Following the decision by the Committee, the State Party requested on 17 March 2005 to change the name of the property to the "Historical Monuments of Mtskheta".
The State Party submitted a detailed state of conservation report on 13 February 2005. Following the elaboration in 2003 of the "Mtskheta Heritage and Tourism Master Plan" with the assistance of UNESCO/UNDP, the State Party recognised the urgent need to prepare a Management Plan for the property. According to the State Party, factors affecting the property include (1) lack of funding, (2) climatic conditions, (3) inappropriate interventions by the Church authorities and (4) absence of an effective management system.
ICOMOS' detailed comments and recommendations on the preparation of the well-structured and detailed report were transmitted to the State Party on 25 April 2005.
Concerning the Javari Monastery, ICOMOS fully shared the concerns expressed in the State Party report on the state of conservation of both the interior and exterior of the main Church. There are serious problems of stonework maintenance and bas-relief protection. In addition, scaffolding from the earlier restoration work should be removed and a buffer zone must be defined. Therefore, ICOMOS recommended that (1) conservation and partial restoration is needed for the seriously damaged limestone blocks of the external facades. Soot, mildew, and parasites must be removed from certain building stones and capitals; (2) the carved building stones must be carefully removed without delay and taken to a special centre for stone conservation so that the crumbling parts can be strengthened. Thereafter, they should be on display in the Regional Museum. They should be replaced by replicas in accordance with Article 8 of the 1964 Venice Charter. The replicas should be distinguishable from the authentic building stones.
The attempts, now halted, to restore the Northern Church and Parekklesion also pose a significant problem. ICOMOS recommends that (1) specialised cleaning and treatment using herbicide, of the surrounding wall to remove plant growth, (2) repair work to the walling, including careful repair of the construction joints and restoration work in some sections. A protective layer should be put on the upper level, as protection against inclement weather conditions, (3) removal of later, minor constructions or their replacement where necessary (e.g. small wooden gates).

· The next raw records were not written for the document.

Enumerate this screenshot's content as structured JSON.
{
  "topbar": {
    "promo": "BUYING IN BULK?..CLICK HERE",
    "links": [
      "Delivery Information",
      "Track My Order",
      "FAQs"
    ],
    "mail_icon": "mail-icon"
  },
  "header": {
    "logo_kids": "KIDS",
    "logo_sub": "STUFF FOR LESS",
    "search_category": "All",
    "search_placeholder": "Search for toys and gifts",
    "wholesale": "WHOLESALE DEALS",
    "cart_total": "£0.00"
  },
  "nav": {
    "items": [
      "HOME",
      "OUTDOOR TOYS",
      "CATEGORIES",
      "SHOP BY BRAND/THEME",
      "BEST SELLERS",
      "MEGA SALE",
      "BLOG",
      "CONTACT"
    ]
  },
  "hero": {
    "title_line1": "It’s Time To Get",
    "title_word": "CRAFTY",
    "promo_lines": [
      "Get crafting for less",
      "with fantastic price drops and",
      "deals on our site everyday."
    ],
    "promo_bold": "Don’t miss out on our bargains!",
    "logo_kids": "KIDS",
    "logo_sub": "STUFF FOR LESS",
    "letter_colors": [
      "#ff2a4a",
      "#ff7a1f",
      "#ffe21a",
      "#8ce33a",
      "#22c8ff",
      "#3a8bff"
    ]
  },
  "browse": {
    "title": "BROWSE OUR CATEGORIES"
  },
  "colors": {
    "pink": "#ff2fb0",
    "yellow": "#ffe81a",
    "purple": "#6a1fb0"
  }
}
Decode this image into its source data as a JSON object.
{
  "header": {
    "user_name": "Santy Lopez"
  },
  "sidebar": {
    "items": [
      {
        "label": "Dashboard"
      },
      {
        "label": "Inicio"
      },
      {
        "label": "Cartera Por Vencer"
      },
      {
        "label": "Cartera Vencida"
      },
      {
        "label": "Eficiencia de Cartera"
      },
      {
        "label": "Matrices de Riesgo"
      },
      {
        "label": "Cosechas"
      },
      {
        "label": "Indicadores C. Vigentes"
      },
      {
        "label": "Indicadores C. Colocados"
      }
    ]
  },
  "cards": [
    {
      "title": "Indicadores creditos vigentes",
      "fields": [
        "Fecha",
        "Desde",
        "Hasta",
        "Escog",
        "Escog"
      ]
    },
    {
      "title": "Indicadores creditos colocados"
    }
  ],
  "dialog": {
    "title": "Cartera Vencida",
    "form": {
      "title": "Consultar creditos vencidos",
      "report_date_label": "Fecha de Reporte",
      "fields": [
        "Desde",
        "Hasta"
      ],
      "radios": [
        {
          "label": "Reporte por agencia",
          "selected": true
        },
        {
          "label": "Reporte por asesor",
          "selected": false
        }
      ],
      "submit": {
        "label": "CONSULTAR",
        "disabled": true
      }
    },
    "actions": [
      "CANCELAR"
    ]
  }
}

Concerning Svetitskhoveli Cathedral, the State Party reported on the continued and alarming state of the roofing, the bas-reliefs and ornaments of the cupola, and the facades of the monument. Unfortunately, no conservation work has been carried out on the wall paintings inside the Church, which are of exceptional historical and artistic value. They are at grave risk of further damage and eventual disappearance. ICOMOS considered that it is of paramount importance for the future of the monument that stratigraphical investigations, systematic archaeological excavations and conservation should be initiated throughout the entire churchyard in advance of ‘Territory Maintenance'. Illicit underground construction inside and outside the Monastery grounds and unsupervised excavations carried out by local Church authorities should be prohibited. It is regrettable that the State Party provided no information on new building activities in the buffer zone of the monument, including the surrounding urban architectural ensemble. According to ICOMOS, the illegal and inappropriate additions to the old Catholicos Palace continue to constitute one of the most difficult problems in preserving Mtskheta’s outstanding universal value, since this building continues to be the residence of the Catholicos–Patriarch of Georgia.
ICOMOS regretted that the State Party report made no comment on the condition of the wall paintings inside the Samtavro Nunnery Church, which had been seriously damaged by plastering during the Soviet period (see A Heritage & Tourism Master Plan for Mtskheta, Georgia (UNESCO & UNDP-SPPD Pilot Project, March 2003, p.51). The State Party report made no comment on the present condition of the Samtavro burial ground, the largest and one of the most important cemeteries in the Caucasus region. Short- medium- and long-term recommendations were made in A Heritage & Tourism Master Plan for Mtskheta, Georgia (UNESCO & UNDP-SPPD Pilot Project, March 2003, p.37–40).
ICOMOS shared the views on the existing condition and work carried out at the important Armaztsikhe-Bagineti archaeological property. The proposals in A Heritage & Tourism Master Plan for Mtskheta, Georgia (UNESCO & UNDP-SPPD Pilot Project, March 2003) have not been acted upon in the face of the very serious problems of excavation, conservation, protection and adaptation of this property in the city of Mtskheta. Some ‘conservation’ methods on the unfired brick walls are open to serious challenge as regards the protection and the underlying layout of the buildings.